More than two-thirds of consumers avoid buying products if they dislike the parent company, according to the results of a new survey from Weber Shandwick and KRC Research.
The research involved 1,375 consumers and 575 senior executives from companies with annual revenues of at least $500m in two developed markets – the United States and the United Kingdom – and two emerging markets – China and Brazil.
Seventy percent of respondents said they avoided buying a product if they dislike the company behind it, and 67% said they were increasingly checking product labels for the parent company. In addition, more than half (56%) said they would be hesitant to buy a product if they could not find the name of the parent company.
"Consumers are using their dollars as a vote of confidence in companies they trust," said Weber Shandwick's chief reputation strategist Leslie Gaines-Ross. "As our research confirms, corporate and brand reputations are now nearly indivisible. The company standing behind the brand assures consumers that they can trust the quality, ethics and safety of the brands they are buying."

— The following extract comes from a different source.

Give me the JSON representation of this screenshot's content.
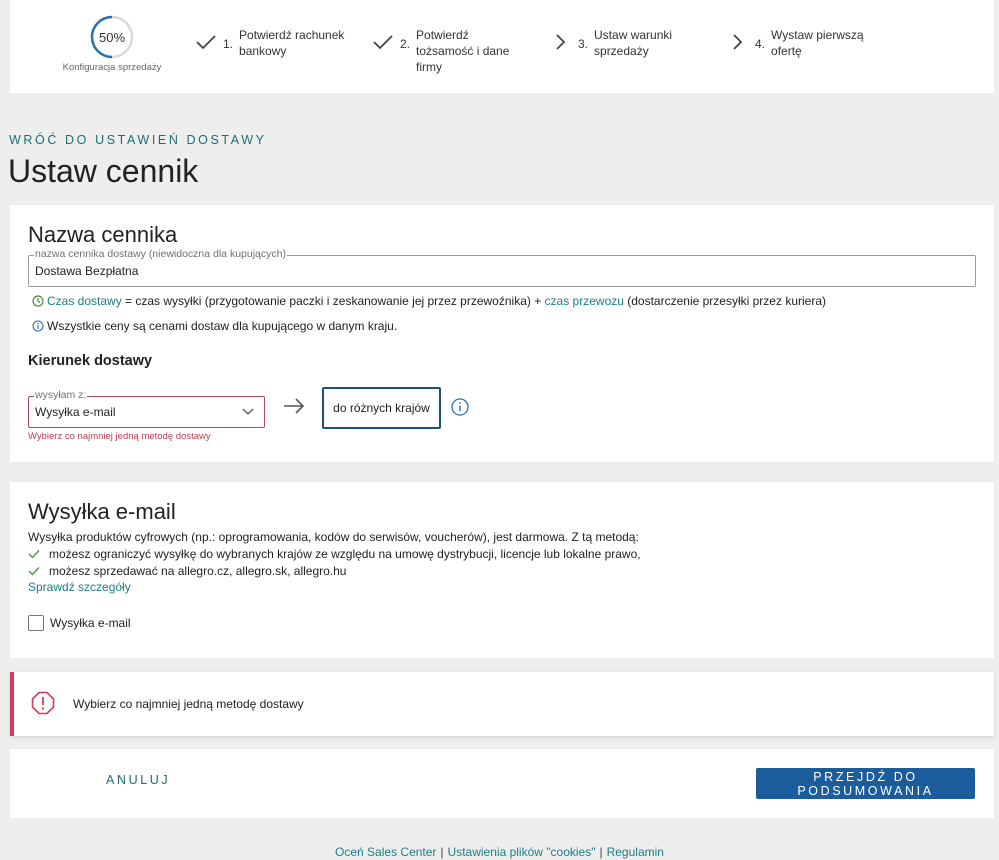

The research found that while reputation is important to consumers, perceived wrong-doing tends to overshadow companies’ efforts to do right. Among the top things respondents said they talked about when discussing brands, 43% said they were likely to discuss corporate scandals and wrong-doing, compared to 37% who cited corporate good deeds. Thirty-one percent said environmental protections were an important talking point, and 29% said community services.
How companies treat their employees was also a top issue for 45% of respondents.
According to one US consumer involved in the survey: “It is the company you are financially supporting when you buy its product. We have too many choices to buy a product from a company we don’t like.”
When it comes to which sources of information most influence consumers’ brand perception, word of mouth was the leading influence, with 88% giving this as a major opinion driver. Online reviews were important for 83% of respondents, while 81% said online search results were influential. Traditional media, such as news sources, awards and advertising, tended to be more influential for Brazilians than for other nationalities involved in the survey.
The report, The Company Behind the Brand: In Reputation We Trust, is available online here .